Some Dutch cities have insisted that half of all senior school posts should be occupied by women.The Danes have also helped ambitious women to climb the career ladder by setting up an almost universal child-care service.
Nevertheless, there are proportionately fewer women headteachers in Denmark and Holland than there are in England. Women held 10 per cent of Danish headships in 1992, compared with 13 per cent in Holland (primary) and 20 per cent in England. The slow progress to gender equality is being charted by three research teams in Rotterdam, Copenhagen and Sheffield, who have been funded by the European Commission. But the researchers are doing more than merely recording statistics; they are promoting small-scale pre-service and in-service training initiatives that are designed to foster women's management ambitions.
The Danish team are handicapped by the national taboo on putting oneself forward as a cut above the rest, but they are aiming to increase women teachers' self-esteem and encourage them to think of teaching as a career as well as a vocation. The Rotterdam researchers have developed a course on career planning for future female school managers and have introduced a second course that is aimed at ethnic-minority teachers.

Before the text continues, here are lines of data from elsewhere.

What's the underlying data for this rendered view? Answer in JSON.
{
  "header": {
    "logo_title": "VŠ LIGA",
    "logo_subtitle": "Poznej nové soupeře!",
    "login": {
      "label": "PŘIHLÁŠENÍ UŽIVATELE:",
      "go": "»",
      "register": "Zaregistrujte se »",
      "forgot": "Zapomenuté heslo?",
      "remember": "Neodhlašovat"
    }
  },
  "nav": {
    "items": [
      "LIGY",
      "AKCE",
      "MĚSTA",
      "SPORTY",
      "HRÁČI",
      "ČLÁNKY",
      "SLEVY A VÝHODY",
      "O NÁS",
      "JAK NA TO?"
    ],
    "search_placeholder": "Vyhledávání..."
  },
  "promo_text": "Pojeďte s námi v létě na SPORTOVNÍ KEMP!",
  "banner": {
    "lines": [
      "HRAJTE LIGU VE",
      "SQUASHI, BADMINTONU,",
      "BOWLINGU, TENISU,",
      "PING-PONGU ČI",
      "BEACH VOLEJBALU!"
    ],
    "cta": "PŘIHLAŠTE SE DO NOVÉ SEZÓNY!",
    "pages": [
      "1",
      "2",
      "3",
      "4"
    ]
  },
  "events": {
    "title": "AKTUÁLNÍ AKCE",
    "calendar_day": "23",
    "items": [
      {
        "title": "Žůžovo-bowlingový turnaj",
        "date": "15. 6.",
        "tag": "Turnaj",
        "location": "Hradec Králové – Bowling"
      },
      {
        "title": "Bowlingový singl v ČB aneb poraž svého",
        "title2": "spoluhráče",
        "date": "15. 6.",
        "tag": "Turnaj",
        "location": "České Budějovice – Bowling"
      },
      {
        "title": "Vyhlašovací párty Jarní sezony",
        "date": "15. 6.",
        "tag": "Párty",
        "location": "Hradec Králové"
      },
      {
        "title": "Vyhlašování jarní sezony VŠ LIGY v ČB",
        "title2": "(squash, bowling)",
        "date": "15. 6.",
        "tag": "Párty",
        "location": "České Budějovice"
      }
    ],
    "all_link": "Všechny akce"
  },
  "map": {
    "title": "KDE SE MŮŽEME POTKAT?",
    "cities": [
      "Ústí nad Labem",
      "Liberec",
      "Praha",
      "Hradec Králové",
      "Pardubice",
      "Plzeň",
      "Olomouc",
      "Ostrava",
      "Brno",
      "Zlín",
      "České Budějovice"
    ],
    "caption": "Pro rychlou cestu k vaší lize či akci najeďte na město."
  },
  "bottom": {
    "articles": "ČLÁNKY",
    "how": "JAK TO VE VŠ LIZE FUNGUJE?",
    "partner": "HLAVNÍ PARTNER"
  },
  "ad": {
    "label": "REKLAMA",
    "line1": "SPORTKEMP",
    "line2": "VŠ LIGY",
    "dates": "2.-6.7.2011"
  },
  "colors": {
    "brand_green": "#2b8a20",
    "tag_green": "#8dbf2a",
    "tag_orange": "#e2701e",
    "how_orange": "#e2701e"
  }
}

In England, Sheffield Hallam University researchers Hilary Povey and John Coldron have adopted a different tactic. They are undertaking a case study in a formerly male-dominated secondary school which has been trying to achieve a better gender balance.
The male principal and three male vice-principals have been joined by three women chosen by their female colleagues. However, ironically, the school has been unable to pay the women teachers any extra for their management role. "This structural difference between the vice-principals and the women managers has caused considerable problems," Povey and Coldron add. That sounds like an understatement.

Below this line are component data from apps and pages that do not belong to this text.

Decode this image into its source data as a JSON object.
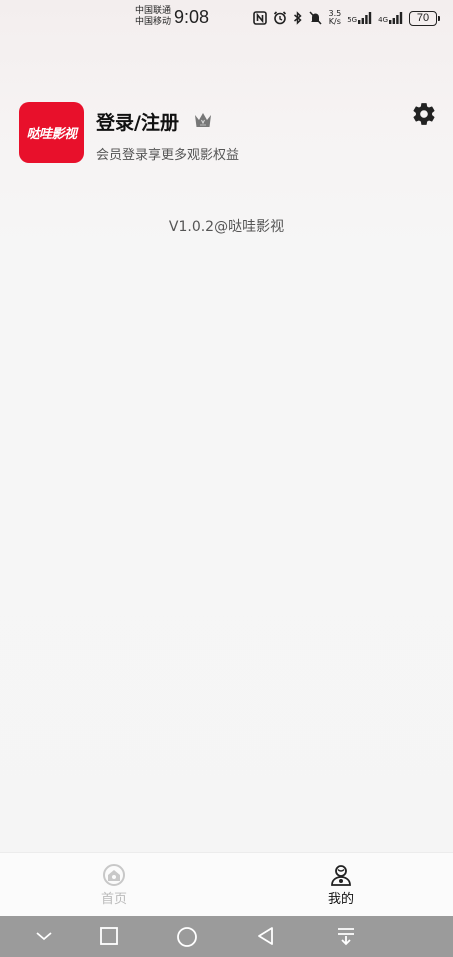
{
  "status_bar": {
    "carrier_1": "中国联通",
    "carrier_2": "中国移动",
    "time": "9:08",
    "speed_value": "3.5",
    "speed_unit": "K/s",
    "network_1": "5G",
    "network_2": "4G",
    "battery": "70"
  },
  "profile": {
    "avatar_text": "哒哇影视",
    "login_title": "登录/注册",
    "login_subtitle": "会员登录享更多观影权益"
  },
  "version": "V1.0.2@哒哇影视",
  "tabs": [
    {
      "label": "首页",
      "icon": "home-icon",
      "active": false
    },
    {
      "label": "我的",
      "icon": "profile-icon",
      "active": true
    }
  ],
  "colors": {
    "brand_red": "#e8102b",
    "nav_bar": "#9b9b9b"
  }
}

Women's careers in teaching: how can we redress the balance? by the Women's Careers in Teaching project team.